Back in the first year of A Year In The Country I wrote about 1968’s The Curse Of The Crimson Altar that there were two versions of the film in my mind:
“…one is the actual film, which is a pleasant enough, fairly mainstream potboiler… and the other version which lives in the basement of the main film, drenched in green light, with a soundtrack by Trish Keenan and James Cargill and where Ms Barbara Steele reigns supreme… in this other version, the sections lorded over by their queen have grown and taken on a life of their own, to become a fully fledged feature that has quietly subsumed that which originally spawned it.”
(That is expressed in the accompanying commentary on the DVD/Bluray release with David Del Valle and Barbara Steele who plays the Black Witch Lavinia, when one of them says that the subterranean sections of the film featuring her are what people really want to see.)

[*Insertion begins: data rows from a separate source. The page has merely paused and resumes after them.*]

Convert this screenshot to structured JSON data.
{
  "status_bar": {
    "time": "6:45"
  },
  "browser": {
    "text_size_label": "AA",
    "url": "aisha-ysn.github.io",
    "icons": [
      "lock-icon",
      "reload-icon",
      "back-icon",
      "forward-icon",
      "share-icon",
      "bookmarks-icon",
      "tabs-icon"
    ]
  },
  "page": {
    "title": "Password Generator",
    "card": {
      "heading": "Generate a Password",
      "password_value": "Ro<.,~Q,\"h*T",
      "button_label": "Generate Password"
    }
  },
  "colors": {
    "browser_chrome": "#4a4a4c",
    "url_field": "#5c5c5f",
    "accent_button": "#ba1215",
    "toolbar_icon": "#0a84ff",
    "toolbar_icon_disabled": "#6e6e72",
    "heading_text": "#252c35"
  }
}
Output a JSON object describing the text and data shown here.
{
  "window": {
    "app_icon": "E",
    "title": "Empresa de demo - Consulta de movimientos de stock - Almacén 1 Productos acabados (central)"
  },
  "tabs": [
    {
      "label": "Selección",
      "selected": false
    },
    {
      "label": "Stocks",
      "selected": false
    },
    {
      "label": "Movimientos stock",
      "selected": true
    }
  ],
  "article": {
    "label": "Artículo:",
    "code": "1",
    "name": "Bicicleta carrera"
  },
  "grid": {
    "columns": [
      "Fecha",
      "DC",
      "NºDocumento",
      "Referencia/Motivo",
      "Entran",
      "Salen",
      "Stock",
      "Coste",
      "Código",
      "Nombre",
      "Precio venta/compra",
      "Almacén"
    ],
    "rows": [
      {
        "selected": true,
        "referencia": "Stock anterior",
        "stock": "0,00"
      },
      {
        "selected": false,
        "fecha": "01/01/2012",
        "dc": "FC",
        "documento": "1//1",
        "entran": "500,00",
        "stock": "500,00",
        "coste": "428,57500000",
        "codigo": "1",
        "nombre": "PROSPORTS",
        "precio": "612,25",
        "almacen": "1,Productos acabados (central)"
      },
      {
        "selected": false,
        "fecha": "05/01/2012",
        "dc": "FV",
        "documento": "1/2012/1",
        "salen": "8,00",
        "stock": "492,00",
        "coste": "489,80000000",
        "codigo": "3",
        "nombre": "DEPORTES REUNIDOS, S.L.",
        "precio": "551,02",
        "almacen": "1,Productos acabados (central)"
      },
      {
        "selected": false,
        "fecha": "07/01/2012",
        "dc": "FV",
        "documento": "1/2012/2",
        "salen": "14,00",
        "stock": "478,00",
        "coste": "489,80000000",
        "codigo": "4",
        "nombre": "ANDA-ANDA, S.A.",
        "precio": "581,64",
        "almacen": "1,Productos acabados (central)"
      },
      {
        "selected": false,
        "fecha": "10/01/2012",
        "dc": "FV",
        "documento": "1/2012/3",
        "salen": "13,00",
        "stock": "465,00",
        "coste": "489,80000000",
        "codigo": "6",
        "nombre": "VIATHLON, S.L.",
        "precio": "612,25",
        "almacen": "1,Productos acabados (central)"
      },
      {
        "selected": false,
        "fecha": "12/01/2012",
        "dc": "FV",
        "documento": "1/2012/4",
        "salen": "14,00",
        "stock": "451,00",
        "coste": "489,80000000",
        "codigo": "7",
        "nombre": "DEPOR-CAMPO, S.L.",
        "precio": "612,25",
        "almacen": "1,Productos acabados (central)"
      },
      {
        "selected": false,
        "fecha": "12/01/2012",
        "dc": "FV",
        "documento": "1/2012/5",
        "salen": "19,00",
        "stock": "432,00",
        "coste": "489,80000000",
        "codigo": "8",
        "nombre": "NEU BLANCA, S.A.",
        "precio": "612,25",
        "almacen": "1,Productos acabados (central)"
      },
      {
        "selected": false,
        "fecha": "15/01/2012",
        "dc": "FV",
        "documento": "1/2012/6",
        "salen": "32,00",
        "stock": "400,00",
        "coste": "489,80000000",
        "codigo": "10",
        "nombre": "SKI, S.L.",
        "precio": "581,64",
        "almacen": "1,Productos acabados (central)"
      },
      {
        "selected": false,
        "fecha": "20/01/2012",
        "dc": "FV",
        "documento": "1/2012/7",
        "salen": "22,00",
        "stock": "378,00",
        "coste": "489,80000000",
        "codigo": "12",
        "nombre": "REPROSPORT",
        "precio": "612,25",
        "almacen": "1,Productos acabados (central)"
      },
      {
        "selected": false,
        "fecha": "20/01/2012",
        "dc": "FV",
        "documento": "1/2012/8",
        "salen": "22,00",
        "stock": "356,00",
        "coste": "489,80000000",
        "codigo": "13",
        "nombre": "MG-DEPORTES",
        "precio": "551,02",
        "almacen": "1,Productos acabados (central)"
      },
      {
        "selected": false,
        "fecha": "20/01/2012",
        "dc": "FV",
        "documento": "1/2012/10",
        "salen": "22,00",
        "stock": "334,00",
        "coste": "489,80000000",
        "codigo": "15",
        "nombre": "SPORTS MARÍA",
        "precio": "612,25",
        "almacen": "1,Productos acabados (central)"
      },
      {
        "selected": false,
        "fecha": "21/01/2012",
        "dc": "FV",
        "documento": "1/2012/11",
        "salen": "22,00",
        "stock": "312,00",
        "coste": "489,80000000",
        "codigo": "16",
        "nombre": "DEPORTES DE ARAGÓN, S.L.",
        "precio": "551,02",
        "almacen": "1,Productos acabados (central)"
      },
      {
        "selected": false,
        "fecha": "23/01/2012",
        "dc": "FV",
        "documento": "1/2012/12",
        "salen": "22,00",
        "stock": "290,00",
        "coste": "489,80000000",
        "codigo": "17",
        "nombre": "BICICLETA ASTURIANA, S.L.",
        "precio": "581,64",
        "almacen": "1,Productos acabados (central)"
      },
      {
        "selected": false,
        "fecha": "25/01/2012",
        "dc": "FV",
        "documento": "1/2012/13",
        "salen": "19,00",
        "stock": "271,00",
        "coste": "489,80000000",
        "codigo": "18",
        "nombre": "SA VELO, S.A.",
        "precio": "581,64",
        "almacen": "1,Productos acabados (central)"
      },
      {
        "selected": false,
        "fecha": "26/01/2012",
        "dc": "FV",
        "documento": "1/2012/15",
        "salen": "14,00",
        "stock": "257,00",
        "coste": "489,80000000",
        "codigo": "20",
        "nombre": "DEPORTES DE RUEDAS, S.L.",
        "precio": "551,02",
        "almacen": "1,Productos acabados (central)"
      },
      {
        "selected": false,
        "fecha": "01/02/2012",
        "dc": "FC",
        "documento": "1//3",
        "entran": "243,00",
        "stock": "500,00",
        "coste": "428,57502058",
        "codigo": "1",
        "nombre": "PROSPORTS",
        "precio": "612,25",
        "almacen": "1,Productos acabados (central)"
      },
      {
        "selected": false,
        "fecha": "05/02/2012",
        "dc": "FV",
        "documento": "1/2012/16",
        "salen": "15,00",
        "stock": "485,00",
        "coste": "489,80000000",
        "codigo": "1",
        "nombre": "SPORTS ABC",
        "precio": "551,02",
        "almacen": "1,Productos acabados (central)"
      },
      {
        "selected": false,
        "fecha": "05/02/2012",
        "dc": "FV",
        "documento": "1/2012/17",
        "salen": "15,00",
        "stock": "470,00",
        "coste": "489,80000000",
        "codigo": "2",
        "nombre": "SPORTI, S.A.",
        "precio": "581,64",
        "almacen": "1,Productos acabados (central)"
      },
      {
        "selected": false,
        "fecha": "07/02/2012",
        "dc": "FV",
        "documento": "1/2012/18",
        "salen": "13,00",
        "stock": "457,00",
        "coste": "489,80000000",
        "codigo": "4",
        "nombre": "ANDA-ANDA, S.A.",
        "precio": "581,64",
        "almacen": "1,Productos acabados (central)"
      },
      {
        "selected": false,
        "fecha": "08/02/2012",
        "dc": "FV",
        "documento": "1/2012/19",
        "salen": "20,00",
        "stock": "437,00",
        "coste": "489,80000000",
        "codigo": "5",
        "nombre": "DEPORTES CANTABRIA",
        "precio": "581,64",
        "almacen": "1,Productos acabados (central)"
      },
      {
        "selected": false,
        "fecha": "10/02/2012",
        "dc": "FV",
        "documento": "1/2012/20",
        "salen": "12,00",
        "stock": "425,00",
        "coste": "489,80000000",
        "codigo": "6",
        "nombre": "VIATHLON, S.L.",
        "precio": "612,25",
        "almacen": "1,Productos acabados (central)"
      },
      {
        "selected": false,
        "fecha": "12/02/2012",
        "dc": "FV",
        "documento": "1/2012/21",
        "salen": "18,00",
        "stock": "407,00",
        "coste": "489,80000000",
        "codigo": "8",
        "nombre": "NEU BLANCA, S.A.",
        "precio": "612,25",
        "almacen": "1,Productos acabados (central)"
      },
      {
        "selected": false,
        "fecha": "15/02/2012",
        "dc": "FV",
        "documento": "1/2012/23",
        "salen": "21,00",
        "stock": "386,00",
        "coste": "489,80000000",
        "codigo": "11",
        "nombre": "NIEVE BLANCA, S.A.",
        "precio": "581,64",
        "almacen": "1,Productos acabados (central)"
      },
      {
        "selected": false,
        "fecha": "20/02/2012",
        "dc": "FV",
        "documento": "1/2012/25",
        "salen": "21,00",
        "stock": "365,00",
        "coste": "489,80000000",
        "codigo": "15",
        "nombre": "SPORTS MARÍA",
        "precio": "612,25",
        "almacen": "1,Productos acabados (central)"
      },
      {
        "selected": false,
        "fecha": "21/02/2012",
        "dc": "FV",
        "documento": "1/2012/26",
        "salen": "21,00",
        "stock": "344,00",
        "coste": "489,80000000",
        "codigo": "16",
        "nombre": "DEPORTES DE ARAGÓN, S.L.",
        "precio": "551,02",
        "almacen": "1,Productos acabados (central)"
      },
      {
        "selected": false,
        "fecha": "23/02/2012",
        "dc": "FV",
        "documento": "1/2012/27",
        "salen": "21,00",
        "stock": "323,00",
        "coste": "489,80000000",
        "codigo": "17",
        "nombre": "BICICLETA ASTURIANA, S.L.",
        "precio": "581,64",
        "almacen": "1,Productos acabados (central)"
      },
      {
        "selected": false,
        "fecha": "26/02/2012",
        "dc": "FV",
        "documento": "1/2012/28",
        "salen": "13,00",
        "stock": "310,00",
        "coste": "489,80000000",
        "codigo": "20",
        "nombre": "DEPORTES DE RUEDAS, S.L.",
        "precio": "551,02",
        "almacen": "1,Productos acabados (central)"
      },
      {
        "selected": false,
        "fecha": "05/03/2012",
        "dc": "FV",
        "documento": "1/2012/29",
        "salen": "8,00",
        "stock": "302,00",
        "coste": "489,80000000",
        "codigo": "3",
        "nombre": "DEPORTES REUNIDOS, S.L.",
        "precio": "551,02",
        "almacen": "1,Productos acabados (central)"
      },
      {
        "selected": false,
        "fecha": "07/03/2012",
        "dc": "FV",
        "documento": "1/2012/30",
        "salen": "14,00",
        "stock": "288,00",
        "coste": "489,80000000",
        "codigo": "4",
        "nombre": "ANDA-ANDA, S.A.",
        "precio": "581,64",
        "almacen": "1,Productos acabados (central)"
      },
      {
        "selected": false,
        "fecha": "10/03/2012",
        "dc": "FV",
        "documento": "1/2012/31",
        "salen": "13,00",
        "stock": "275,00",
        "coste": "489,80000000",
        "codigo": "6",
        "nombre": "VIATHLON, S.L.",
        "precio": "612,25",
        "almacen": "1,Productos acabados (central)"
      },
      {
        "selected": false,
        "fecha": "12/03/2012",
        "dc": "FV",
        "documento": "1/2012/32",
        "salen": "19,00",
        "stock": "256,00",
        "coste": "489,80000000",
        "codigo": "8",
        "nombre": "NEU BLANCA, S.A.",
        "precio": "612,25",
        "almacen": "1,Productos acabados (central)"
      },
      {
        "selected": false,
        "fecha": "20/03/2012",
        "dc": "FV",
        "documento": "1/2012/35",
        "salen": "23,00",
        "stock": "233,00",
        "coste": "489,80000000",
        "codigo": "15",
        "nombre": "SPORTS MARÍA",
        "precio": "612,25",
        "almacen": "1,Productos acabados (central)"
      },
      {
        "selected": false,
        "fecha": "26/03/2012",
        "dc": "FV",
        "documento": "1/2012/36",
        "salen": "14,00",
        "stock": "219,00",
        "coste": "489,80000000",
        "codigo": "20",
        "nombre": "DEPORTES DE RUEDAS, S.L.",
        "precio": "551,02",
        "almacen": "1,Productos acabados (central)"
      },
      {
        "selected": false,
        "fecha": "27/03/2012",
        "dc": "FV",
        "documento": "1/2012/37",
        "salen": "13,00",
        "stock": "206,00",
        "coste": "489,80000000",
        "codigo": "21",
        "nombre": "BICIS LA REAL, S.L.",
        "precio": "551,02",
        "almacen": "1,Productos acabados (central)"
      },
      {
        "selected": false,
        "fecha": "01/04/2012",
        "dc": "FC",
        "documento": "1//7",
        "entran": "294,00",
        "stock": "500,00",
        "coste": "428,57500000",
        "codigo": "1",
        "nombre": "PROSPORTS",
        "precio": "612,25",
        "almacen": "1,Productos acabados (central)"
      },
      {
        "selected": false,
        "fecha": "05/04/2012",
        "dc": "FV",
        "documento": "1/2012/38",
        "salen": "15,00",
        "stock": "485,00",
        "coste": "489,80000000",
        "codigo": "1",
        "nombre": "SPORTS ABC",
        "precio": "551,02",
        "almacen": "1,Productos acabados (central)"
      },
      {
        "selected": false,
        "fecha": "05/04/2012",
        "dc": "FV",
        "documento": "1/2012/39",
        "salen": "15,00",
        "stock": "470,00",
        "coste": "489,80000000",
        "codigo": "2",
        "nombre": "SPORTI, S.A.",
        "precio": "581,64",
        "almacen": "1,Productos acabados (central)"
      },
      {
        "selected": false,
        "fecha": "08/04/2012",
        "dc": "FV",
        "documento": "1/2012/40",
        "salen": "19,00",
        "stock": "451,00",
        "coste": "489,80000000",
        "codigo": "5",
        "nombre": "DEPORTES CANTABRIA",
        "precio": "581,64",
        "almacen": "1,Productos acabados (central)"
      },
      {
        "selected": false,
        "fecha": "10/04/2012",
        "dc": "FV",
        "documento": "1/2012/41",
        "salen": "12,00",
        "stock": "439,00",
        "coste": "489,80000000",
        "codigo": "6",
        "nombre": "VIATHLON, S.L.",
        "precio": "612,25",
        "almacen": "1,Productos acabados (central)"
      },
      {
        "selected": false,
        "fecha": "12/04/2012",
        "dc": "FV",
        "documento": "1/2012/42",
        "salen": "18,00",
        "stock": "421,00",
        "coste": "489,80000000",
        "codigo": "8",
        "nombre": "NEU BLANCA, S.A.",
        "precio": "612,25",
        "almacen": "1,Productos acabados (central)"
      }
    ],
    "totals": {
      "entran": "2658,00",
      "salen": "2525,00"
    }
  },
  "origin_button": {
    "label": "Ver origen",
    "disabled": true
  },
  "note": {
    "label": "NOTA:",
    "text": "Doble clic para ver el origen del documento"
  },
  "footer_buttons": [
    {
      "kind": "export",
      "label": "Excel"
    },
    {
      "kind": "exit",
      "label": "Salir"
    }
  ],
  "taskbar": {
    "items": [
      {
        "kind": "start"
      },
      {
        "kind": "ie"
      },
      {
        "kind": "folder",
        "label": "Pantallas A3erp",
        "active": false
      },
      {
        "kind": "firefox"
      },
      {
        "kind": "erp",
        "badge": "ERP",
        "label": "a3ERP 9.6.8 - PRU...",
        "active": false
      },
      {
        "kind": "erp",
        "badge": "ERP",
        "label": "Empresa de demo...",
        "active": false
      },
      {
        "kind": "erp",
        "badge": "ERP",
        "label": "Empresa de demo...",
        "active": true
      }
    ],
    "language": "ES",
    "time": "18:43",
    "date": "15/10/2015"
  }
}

I rewatched it not so long ago on the 2014 high definition brush and scrub up restored Bluray version and though I still think it is something of a quite conventional, potboiler-esque with various “groovy” sixties and/or occult exploitation film sections, it sort of grew on me. I have a certain fondness for it and the way it seems to mix elements of mainstream cinema almost from a previous, more stilted period of British cinema and the more permissive/transgressive elements.
It feels like a transitional or bridging point in British cinema and culture, one that draws from a more censored past, contains elements of 1960s hipness from the time of its making and seem to point towards the more louche or even seedy elements of 1970s culture.
The film also contains a fair few of the themes and tropes of folk horror and while not considered part of the “classic” cannon of such things, could also be seen as a forebear to British cinemas explorations of such things in the early 1970s.
Anyways, talking of different versions, I recently came across the Super 8 version of the film online.
If you should not know these were edited versions of films that were sold for home viewing using projects, prior to the days of video recorders.
And when I say edited I mean very edited: the original 87 minute running time is cut down to 8 minutes and 42 seconds.
Watching it now, because of the colour and characteristics of the medium it seems to belong to an era far further back than 1968 and although it features sound (which I don’t think all the Super 8 versions did) it seems to belong nearer to the melodrama and obvious plot signposting of the silent film era.
(Apart from the top title credit image, the images in this post are from the full length film – not surprisingly the Super 8 version cuts the subterranean sections somewhat.)
(File Under: Cathode Ray & Cinematic Explorations, Radiowave Resonations & Audiological Investigations)
AVT Guide listing: Curse Of The Crimson Altar – Super 8 Version